A towering inferno exposes Britain’s social injustices
Appalling images of a blazing London housing block were beamed around the world last week, after a 24-story building was ravaged by fire in minutes. Fifty-eight people died or are missing presumed dead, although the toll could have been far higher were it not for Muslim residents commemorating Ramadan late at night, noticing the blaze and waking residents.
This tragedy has devastated dozens of families, with a high proportion of the victims being Muslim immigrants or from the poorer segments of British society. Beyond grieving for those who died a horrific death, deeper social issues are being raised. I regularly drive through these parts of London, and have seen the aging and decrepit tower blocks that dot the skyline. The burned-out shell of Grenfell Tower is today visible from miles in all directions — a damning indictment of the authorities’ failure to protect their most vulnerable constituents.
Local authorities in wealthy Kensington are awash with cash, yet failed to direct sufficient resources toward poorer residents, in order to prevent needless deaths. Grenfell Tower recently underwent a refit, principally so that the flats would not be an eyesore for nearby millionaire residents. The external cladding used reportedly acted as a chimney, funneling the fire rapidly from its starting point on the fourth floor.
One could almost put a price on what the local authorities believed these people’s lives were worth. They reportedly rejected fireproof cladding which cost just £2 ($2.55) per meter extra, instead choosing a product banned in the US because of its flammability. Imagine being told that you lost your children to the flames for the sake of a couple of pounds!
The intense national anger is thus understandable. I do not take seriously the spurious allegations that this was deliberate retaliation against Muslim residents following recent terror attacks. However, there is growing evidence that the blaze may constitute manslaughter through gross negligence.
We have seen human compassion at its best — crossing racial and religious divides — as locals donated clothes and food and opened their homes to bereaved and homeless families. However, much of this support was only necessary because the authorities were nowhere to be seen. Why was it left to local churches and community centers to coordinate the affairs of survivors? A safety net of administrative support was in place within minutes of the recent Manchester terrorist attacks. Why were residents compelled to go and protest at local council offices in order to get attention?
Prime Minister Theresa May briefly appeared at the fire site and avoided meeting victims. Then she followed this blunder with a robotic TV interview wholly lacking in human compassion. When she later did meet survivors, the damage had already been done.
The immense gulf between the wealthy residents of Kensington and those who burned to death in poverty is a modern parable for the deep injustices of our times.
The government is keen to distance itself from blame, yet ministers blocked proposals to enforce the installation of sprinklers in tower-blocks. With no functioning fire alarms, the instructions telling people to remain in their rooms in the event of fire, and residents’ warnings over obvious safety risks that were ignored, one is left with the impression that the authorities could hardly have done more to guarantee that this tower became a death-trap.

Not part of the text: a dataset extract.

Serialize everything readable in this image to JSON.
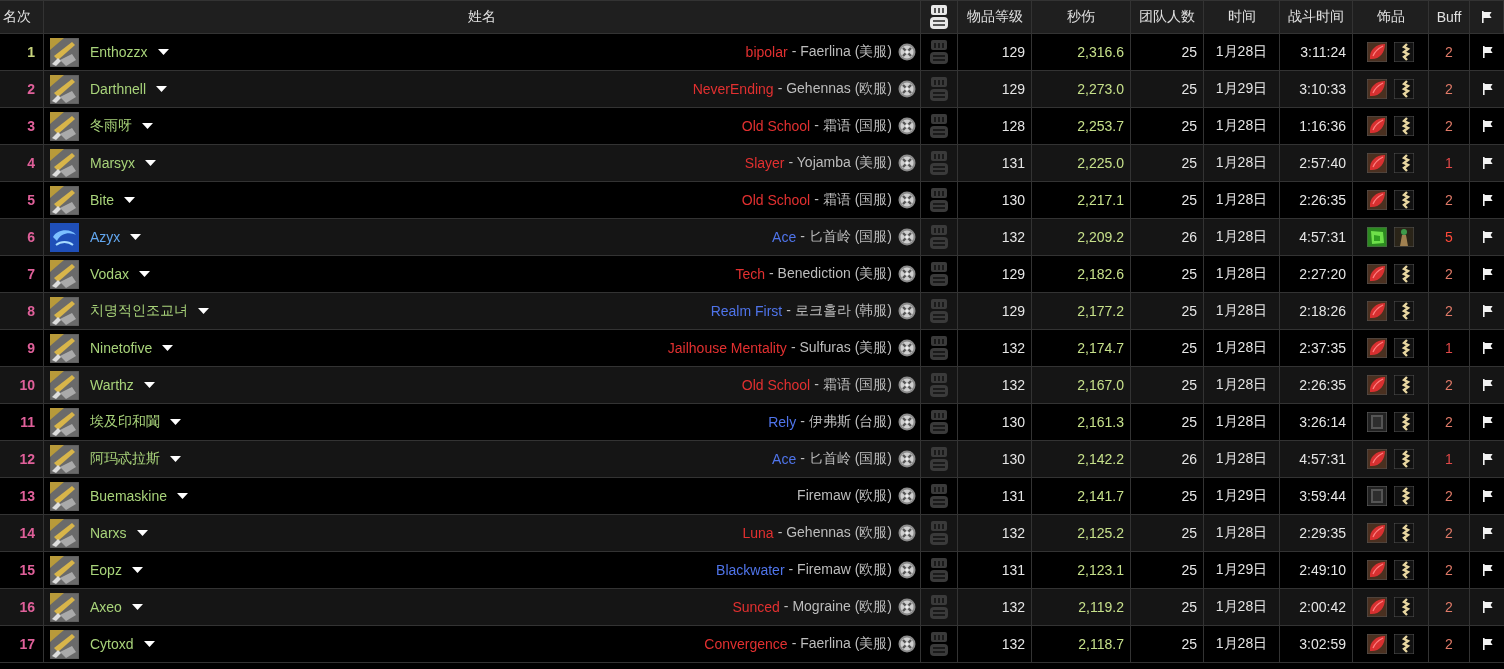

This callous treatment reinforces perceptions by locals that they are unwanted. Many of them are slated to be forcibly relocated out of the district, out of reach of jobs, schools and family connections. There is no room for them in a district where a high proportion of properties are unoccupied, owned by wealthy overseas investors.
The message is unmistakable: If you are a poor, immigrant, working-class family, then you are an inconvenience; you are undeserving of elementary safety measures to prevent your kids from burning to death in flats unfit for human habitation — all within shouting distance of some of the most desirable and expensive properties on the planet.
We can weep for the children heard screaming as their bedrooms were engulfed in flames. We can grieve for the refugee who fled the horrors of Syria to die in an inferno in an unfamiliar city, or Khadija Saye, who perished just as she was achieving recognition as an artist. However, beyond these individual tragedies, this disaster cuts to the heart of so much of that is wrong with Britain today. It is a nation under a regime of austerity, where public services and benefits have been slashed. Even the police have faced brutal cuts at a time they are expected to be stepping up to a growing threat of terrorism.
Austerity Britain is a nation of food banks, precarious employment, diminished social mobility, a health system at breaking point, and a housing ladder with the first rung hanging above most people’s heads. Britain in 2017 is not a good place to be poor and on the fringes of society.
The immense gulf between the wealthy residents of Kensington and those who burned to death in poverty is a modern parable for the deep injustices of our times. In elections just days before the fire, Britons voted in large numbers for a more compassionate nation which does more for those whose lives are a daily struggle to keep their heads above water.
The Grenfell Tower fire was a wake-up call, a beacon which nobody could miss. If the authorities fail to respond by changing course toward an agenda that maximizes social justice and combats inequality, then the fire of public anger will soon be lapping at the doors of government.
• Baria Alamuddin is an award-winning journalist and broadcaster in the Middle East and the UK. She is editor of the Media Services Syndicate, a foreign editor at Al-Hayat, and has interviewed numerous heads of state.